Through these tapes I have also confirmed my own faith in the long standing reputation of exceptional characters that proceeds Mawrters, women that  exceed expectation and burst out of the restrictions imposed on them by the social codes of their time. This was clear to me in most of the interviews, but particularly in two, the interview of Katharine Fowler Billings (class of 1925) who became an accomplished and renowned Geologist in the 1920’s when it was practically unheard of for a woman to take up such a profession.

An article on her pioneering work appears here on the GeoScience World site.

Isabel Benham

The second was of Isabel Benham who scraped and clawed her way as an independent woman on Wall Street starting in the 1930’s and I could not help but tear up a bit when she remarked, “Bryn Mawr taught you you were the best that there was and you can do anything you want.” Isabel was even dubbed the ‘Mother Superior’ of Wall Street (go to Link to Isabel Benham’s College Yearbook). In both of their interviews, their voices resounded with enthusiasm despite the distance of years from their time at the college and good humor.

Aside from what I have learned from the nature of the medium of audio, I am assured by the content of these interviews that Bryn Mawr women grow to be ‘defy-ers’ of their time.


Transcription: Inspiring Thoughts on a Difficult Task!

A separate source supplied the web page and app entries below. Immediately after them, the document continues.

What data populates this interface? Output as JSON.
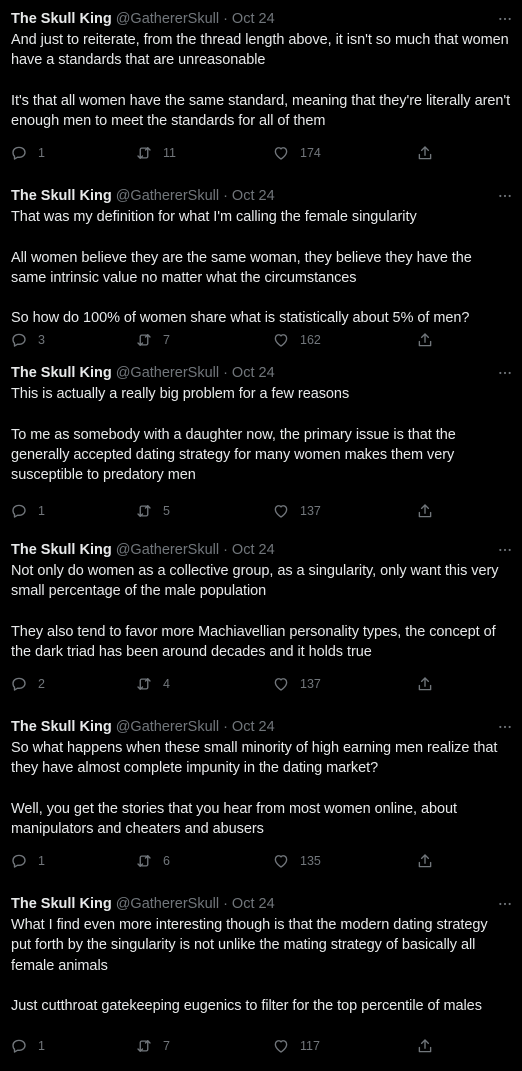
{
  "author": {
    "name": "The Skull King",
    "handle": "@GathererSkull",
    "separator": "·"
  },
  "icons": {
    "more": "more-dots-icon",
    "reply": "reply-bubble-icon",
    "retweet": "retweet-icon",
    "like": "heart-icon",
    "share": "share-upload-icon"
  },
  "colors": {
    "background": "#000000",
    "text": "#e7e9ea",
    "muted": "#71767b"
  },
  "tweets": [
    {
      "date": "Oct 24",
      "text": "And just to reiterate, from the thread length above, it isn't so much that women have a standards that are unreasonable\n\nIt's that all women have the same standard, meaning that they're literally aren't enough men to meet the standards for all of them",
      "replies": "1",
      "retweets": "11",
      "likes": "174"
    },
    {
      "date": "Oct 24",
      "text": "That was my definition for what I'm calling the female singularity\n\nAll women believe they are the same woman, they believe they have the same intrinsic value no matter what the circumstances\n\nSo how do 100% of women share what is statistically about 5% of men?",
      "replies": "3",
      "retweets": "7",
      "likes": "162"
    },
    {
      "date": "Oct 24",
      "text": "This is actually a really big problem for a few reasons\n\nTo me as somebody with a daughter now, the primary issue is that the generally accepted dating strategy for many women makes them very susceptible to predatory men",
      "replies": "1",
      "retweets": "5",
      "likes": "137"
    },
    {
      "date": "Oct 24",
      "text": "Not only do women as a collective group, as a singularity, only want this very small percentage of the male population\n\nThey also tend to favor more Machiavellian personality types, the concept of the dark triad has been around decades and it holds true",
      "replies": "2",
      "retweets": "4",
      "likes": "137"
    },
    {
      "date": "Oct 24",
      "text": "So what happens when these small minority of high earning men realize that they have almost complete impunity in the dating market?\n\nWell, you get the stories that you hear from most women online, about manipulators and cheaters and abusers",
      "replies": "1",
      "retweets": "6",
      "likes": "135"
    },
    {
      "date": "Oct 24",
      "text": "What I find even more interesting though is that the modern dating strategy put forth by the singularity is not unlike the mating strategy of basically all female animals\n\nJust cutthroat gatekeeping eugenics to filter for the top percentile of males",
      "replies": "1",
      "retweets": "7",
      "likes": "117"
    }
  ]
}
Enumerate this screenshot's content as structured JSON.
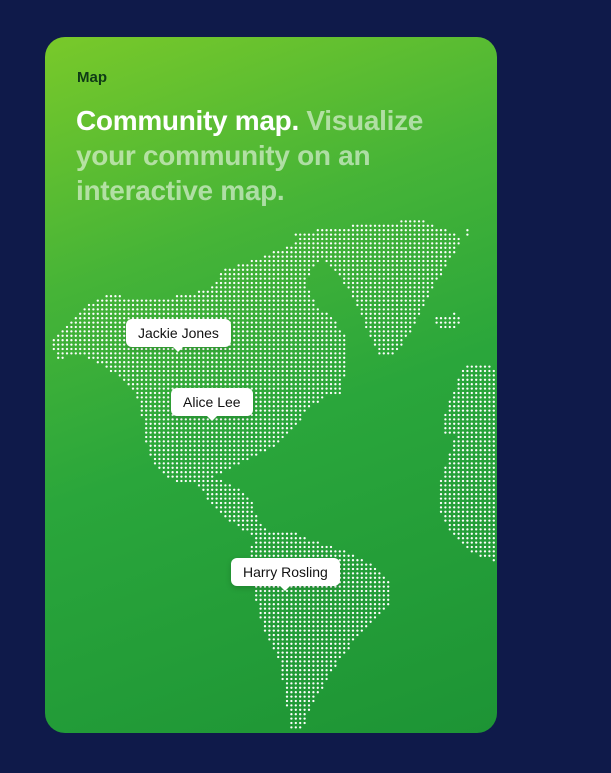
{
  "card": {
    "eyebrow": "Map",
    "headline_strong": "Community map.",
    "headline_muted": "Visualize your community on an interactive map."
  },
  "pins": [
    {
      "label": "Jackie Jones"
    },
    {
      "label": "Alice Lee"
    },
    {
      "label": "Harry Rosling"
    }
  ],
  "colors": {
    "page_background": "#0f1a4a",
    "card_gradient_start": "#79c92a",
    "card_gradient_end": "#1d9435",
    "map_dots": "#ffffff"
  }
}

Some really creative sites have emerged using old letters and transcribing them to illuminate new ways to understand some famous figures of the past. One’s epistolary practices, the care taken in responding personally to messages from fans, and the tenderness revealed in some of the more private transmissions of thought in such letters are some of the great reasons why letters from the past should be studied. Letters of Note is one such site, hosting letters from a range of artists, writers, singers, intellectuals and public figures, as well as some humorous letters from ordinary people. My favorite is a letter from Harper Lee which gives fantastic life advice to a young fan who wrote to her.

This recent blog post about quality control standards and how different projects are dealing with this issue (http://manuscripttranscription.blogspot.com/2012/03/quality-control-for-crowdsourced.html?utm_source=twitterfeed&utm_medium=twitter) was an interesting one for me as I begin the volunteer transcription project.

Volunteers are working in special collections on key aspects of the M. Carey Thomas Collection including the Bryn Mawr College Summer School for Women Workers (which will be linked to an exhibit on the site this year), the relationship between the college and the Shipley School and M. Carey Thomas’ early family life, centering on the key period when she was injured in a fire at her family home.

Keep watching for details on the website progress, we are hoping to launch in June!